3-D-printed trachea splint saves baby’s life
A 20-month-old child’s life was saved recently thanks to a couple smart doctors equipped with a bioresorbable material and a 3-D printer, which he used to create a tube to insert in the child’s trachea that allowed him to continue breathing.
Little Kaiba Gionfriddo was born with a condition that caused his trachea to collapse, according to a video detailing the case (embedded below), released Wednesday by the University of Michigan Health System. His case was so severe that for a time his survival was in question and doctors didn’t know what to do.
In stepped Drs. Glenn Green and Scott Hollister, who took highly detailed scans of the boy’s trachea and used the 3-D model to create a tube that would fit perfectly and act as a splint to let the child’s lungs function normally. Using a material called polycaprolactone, which gradually reabsorbs into the body over about three years, they printed out the trachea splint and went into surgery, hoping for the best.
“It was amazing. As soon as the splint was put in, the lungs started going up and down for the first time and we knew he was going to be OK,” Green said in an advisory.
They expect Kaiba to make a full recovery.

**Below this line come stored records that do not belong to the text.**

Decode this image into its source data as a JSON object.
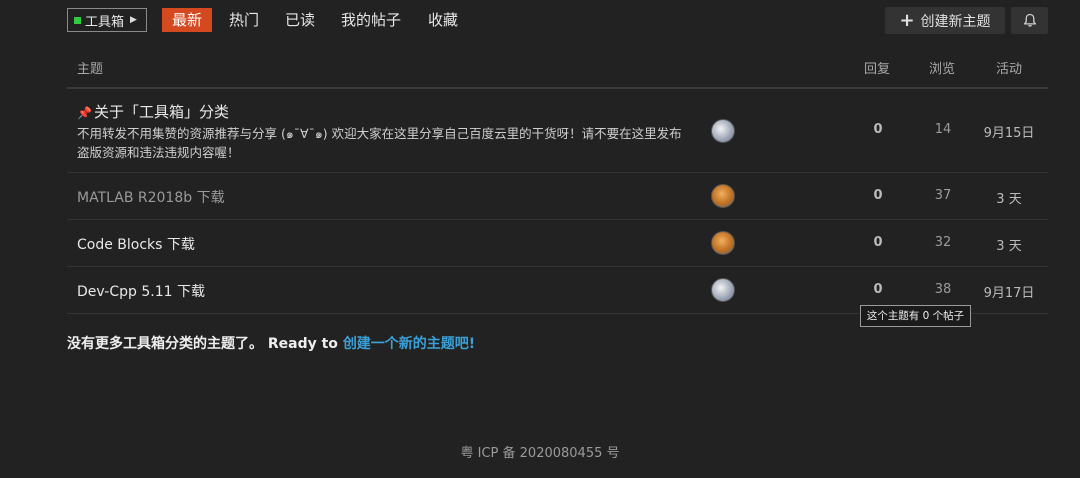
{
  "nav": {
    "category": "工具箱",
    "tabs": [
      "最新",
      "热门",
      "已读",
      "我的帖子",
      "收藏"
    ],
    "new_topic": "创建新主题",
    "icons": {
      "plus": "plus-icon",
      "bell": "bell-icon",
      "caret": "caret-right-icon",
      "pin": "pin-icon"
    },
    "colors": {
      "active_tab": "#d4491f",
      "category_swatch": "#2ecc40",
      "link": "#3ba0d8"
    }
  },
  "table": {
    "headers": {
      "topic": "主题",
      "replies": "回复",
      "views": "浏览",
      "activity": "活动"
    },
    "rows": [
      {
        "title": "关于「工具箱」分类",
        "pinned": true,
        "excerpt": "不用转发不用集赞的资源推荐与分享 (๑¯∀¯๑) 欢迎大家在这里分享自己百度云里的干货呀！请不要在这里发布盗版资源和违法违规内容喔！",
        "replies": "0",
        "views": "14",
        "activity": "9月15日"
      },
      {
        "title": "MATLAB R2018b 下载",
        "replies": "0",
        "views": "37",
        "activity": "3 天"
      },
      {
        "title": "Code Blocks 下载",
        "replies": "0",
        "views": "32",
        "activity": "3 天"
      },
      {
        "title": "Dev-Cpp 5.11 下载",
        "replies": "0",
        "views": "38",
        "activity": "9月17日"
      }
    ]
  },
  "tooltip": "这个主题有 0 个帖子",
  "footer": {
    "message": "没有更多工具箱分类的主题了。 Ready to ",
    "link": "创建一个新的主题吧!",
    "icp": "粤 ICP 备 2020080455 号"
  }
}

This video is from the University of Michigan Health System, published Wednesday, May 22, 2013.